Dr. Joyce K. Anastasi, the Helen F. Pettit Professor of
Clinical Nursing, received the 2007 Presidential Teaching Award for teaching
excellence. This year, the Teaching Awards Committee received over
500 nominations for this prestigious award. Dr. Anastasi has been faculty
at the School of Nursing since 1992 and she has
pioneered two subspecialty programs, HIV/AIDS and Integrative
Therapies in Primary Care. In addition, as a highly productive researcher,
she has secured continued NIH funding for over 10 years to conduct her research
on the symptom management of HIV/AIDS and chronic illnesses.
Dr. Mary Byrne has been named to the Stone Foundation
and Elise D. Fish Professorship in Clinical Health Care for the Underserved.
This appointment was enthusiastically endorsed by the faculty committee of
full professors in the school, and by the health sciences and University.
This professorship was funded by the Stone Foundation, through the advocacy
of alumna and Board of Visitors member Sally Stone, and through a gift from
Elise Fish, also an alumna. Care of the underserved may be the most daunting
health challenge we have in this country, and Professor Byrne has been a
pioneer in establishing the science to address those most vulnerable, infants
and toddlers, who have been her dedicated mission for many years.
The New York Zero-to-Three Network has selected Dr. Mary Byrne as
the first recipient ever of the annual Emily Fenichel Award for Leadership
in the Zero-to-Three Field in New York. Dr. Byrne is recognized for
her exemplary contributions to infants and toddlers through practice, research,

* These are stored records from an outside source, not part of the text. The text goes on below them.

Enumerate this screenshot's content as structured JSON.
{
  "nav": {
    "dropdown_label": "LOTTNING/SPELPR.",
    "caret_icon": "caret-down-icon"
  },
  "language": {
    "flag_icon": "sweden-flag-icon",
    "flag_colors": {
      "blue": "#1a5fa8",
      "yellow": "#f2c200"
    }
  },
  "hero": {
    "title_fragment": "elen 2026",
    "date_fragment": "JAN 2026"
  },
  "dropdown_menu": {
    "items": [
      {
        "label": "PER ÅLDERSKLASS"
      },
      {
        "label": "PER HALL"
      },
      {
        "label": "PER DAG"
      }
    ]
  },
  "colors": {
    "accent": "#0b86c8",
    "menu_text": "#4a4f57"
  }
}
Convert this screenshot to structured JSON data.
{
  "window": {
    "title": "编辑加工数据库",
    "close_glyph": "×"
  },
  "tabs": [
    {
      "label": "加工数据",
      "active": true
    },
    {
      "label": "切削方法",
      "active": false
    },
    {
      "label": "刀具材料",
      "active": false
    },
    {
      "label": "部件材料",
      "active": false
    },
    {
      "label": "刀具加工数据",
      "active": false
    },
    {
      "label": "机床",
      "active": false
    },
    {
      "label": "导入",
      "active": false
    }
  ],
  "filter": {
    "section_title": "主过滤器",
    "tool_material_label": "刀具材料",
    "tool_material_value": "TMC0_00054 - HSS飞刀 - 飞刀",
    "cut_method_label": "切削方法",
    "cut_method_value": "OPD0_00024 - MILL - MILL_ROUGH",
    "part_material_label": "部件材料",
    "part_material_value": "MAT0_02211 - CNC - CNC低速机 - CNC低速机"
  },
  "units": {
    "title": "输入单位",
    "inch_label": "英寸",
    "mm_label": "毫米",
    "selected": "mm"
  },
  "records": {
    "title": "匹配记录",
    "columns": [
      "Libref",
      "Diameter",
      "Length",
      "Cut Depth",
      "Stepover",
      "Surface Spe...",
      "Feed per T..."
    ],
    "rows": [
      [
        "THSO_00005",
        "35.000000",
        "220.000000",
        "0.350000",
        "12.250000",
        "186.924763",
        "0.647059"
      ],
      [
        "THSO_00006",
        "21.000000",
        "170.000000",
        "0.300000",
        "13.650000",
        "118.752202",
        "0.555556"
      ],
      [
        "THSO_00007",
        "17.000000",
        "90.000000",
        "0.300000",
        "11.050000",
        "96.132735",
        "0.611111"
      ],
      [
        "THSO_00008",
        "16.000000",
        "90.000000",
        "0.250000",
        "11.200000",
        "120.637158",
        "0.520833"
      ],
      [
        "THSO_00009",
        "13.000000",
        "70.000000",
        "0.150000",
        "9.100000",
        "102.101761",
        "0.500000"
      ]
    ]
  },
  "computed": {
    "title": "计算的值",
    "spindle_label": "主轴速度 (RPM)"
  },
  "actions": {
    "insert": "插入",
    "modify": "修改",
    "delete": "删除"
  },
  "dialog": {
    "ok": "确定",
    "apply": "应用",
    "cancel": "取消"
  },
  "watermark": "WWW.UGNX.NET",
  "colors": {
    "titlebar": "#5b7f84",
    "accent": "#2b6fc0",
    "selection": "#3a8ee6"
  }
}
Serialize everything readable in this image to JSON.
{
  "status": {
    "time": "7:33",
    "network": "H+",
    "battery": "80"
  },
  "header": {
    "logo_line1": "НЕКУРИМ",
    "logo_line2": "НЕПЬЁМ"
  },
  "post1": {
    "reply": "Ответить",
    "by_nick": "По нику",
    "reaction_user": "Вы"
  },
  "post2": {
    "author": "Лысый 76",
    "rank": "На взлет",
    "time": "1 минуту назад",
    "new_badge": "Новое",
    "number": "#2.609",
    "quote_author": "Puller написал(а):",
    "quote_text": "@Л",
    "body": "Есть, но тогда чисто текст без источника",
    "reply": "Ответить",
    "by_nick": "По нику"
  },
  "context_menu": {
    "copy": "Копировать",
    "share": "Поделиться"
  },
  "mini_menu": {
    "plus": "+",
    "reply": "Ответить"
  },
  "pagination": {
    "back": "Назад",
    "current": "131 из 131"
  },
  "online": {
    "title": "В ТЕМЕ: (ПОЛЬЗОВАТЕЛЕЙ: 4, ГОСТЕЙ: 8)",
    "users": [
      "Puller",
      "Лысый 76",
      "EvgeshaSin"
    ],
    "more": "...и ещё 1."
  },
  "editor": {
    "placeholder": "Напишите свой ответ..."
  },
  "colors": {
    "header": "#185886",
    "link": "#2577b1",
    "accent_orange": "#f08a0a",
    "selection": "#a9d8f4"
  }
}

leadership, and advocacy. The Award is given in memory of the former
Associate Director of The National Center for Infants, Toddlers and Families.
Dr. Byrne also received the New York State Nurses Association
Distinguished Nurse Researcher Award for 2007. Sponsored by the Foundation
of NYSNA, the award recognizes excellence in nursing research by NYSNA members.
The Audrey Hepburn Award for Contributions to the Health and Welfare of
Children, an International Award for Excellence, was presented to Dr.
Byrne for her significant contributions to the health and well being
of children. The award was presented at Sigma Theta Tau International
biennial convention following an introduction by Mr. Robert Wolders, long
time companion of Audrey Hepburn and a Director of the Audrey Hepburn Children’s
Fund and its program for UNICEF.
Drs. Leanne Currie and Arlene Smaldone were
named Glenda Garvey Teaching Academy Fellows at CUMC. Students in Dr.
Currie’s “Assessing Clinical Evidence” course consistently
rate her at the highest levels. Her most significant teaching accomplishment
is in master’s and doctoral core courses in the evaluation of clinical
research studies and their application to practice. Dr. Smaldone developed
the content and syllabus for and lectures in the “Health and Social
Policy” course, which has received high ratings from students. Students
have recommended that the course be required in every advanced practice school
of nursing across the country. The Glenda Garvey Teaching Academy
recognized excellence, supports educational activities, and promotes innovated
in the education of health professionals.
Dr. Richard Garfield, the Henrik H. Bendixen Clinical
Professor of International Nursing in Columbia University’s School
of Nursing, has been appointed by the World Health Organization as the director
of the first international office for assessing and responding to humanitarian
needs in crisis countries. Dr. Garfield will spend the next year in Geneva
continuing a trajectory of work he initiated several years ago. Dr. Garfield
has traveled to Iraq, Afghanistan, Palestine, Indonesia, Nicaragua, Sudan,
Cuba, Columbia, Liberia, and the former Republic of Yugoslavia in his efforts
to make known the problems facing civilian populations in time of crisis,
either natural disasters or war.
The American College of Nurse Midwives’ Foundation selected Rebekah
Ruppe, CNMW to receive the 2007 Excellence in teaching Award. Ms.
Ruppe was nominated by the midwifery students of 2006-2007.
Carrie Lyn Sammarco, DNP ‘07, is the recipient
of the John Dystel Nursing Fellowship in Multiple Sclerosis. The fellowship
program is designed for nurses wishing to receive advanced training in MS
care. The team approach to managing the care of patients with multiple sclerosis
is often utilized by MS centers. Dr. Sammarco’s fellowship project
will entail visiting various MS centers around the country and assessing
the role of advanced practice nurses in these settings. She plans to develop
a monograph defining the role of the MS NP which will then be helpful in
clarifying and validating the role of the MS advanced practice nurse.
Combined BS/MS students Mindy Banker, Jocelyn Harris, Dorothy Hopton,
Julia McBee, and Jessica Skelton won the best student
poster award at the Eastern Nursing Research Symposium (ENRS). The poster, entitled “Zinc
Supplementation Reduces Duration and Severity of Diarrheal Episodes for Children
in Developing Countries” was selected because of its practical importance
and student presentation competence. Awardees were BS/MS students in Dr.
Leanne Currie’s ACE Course.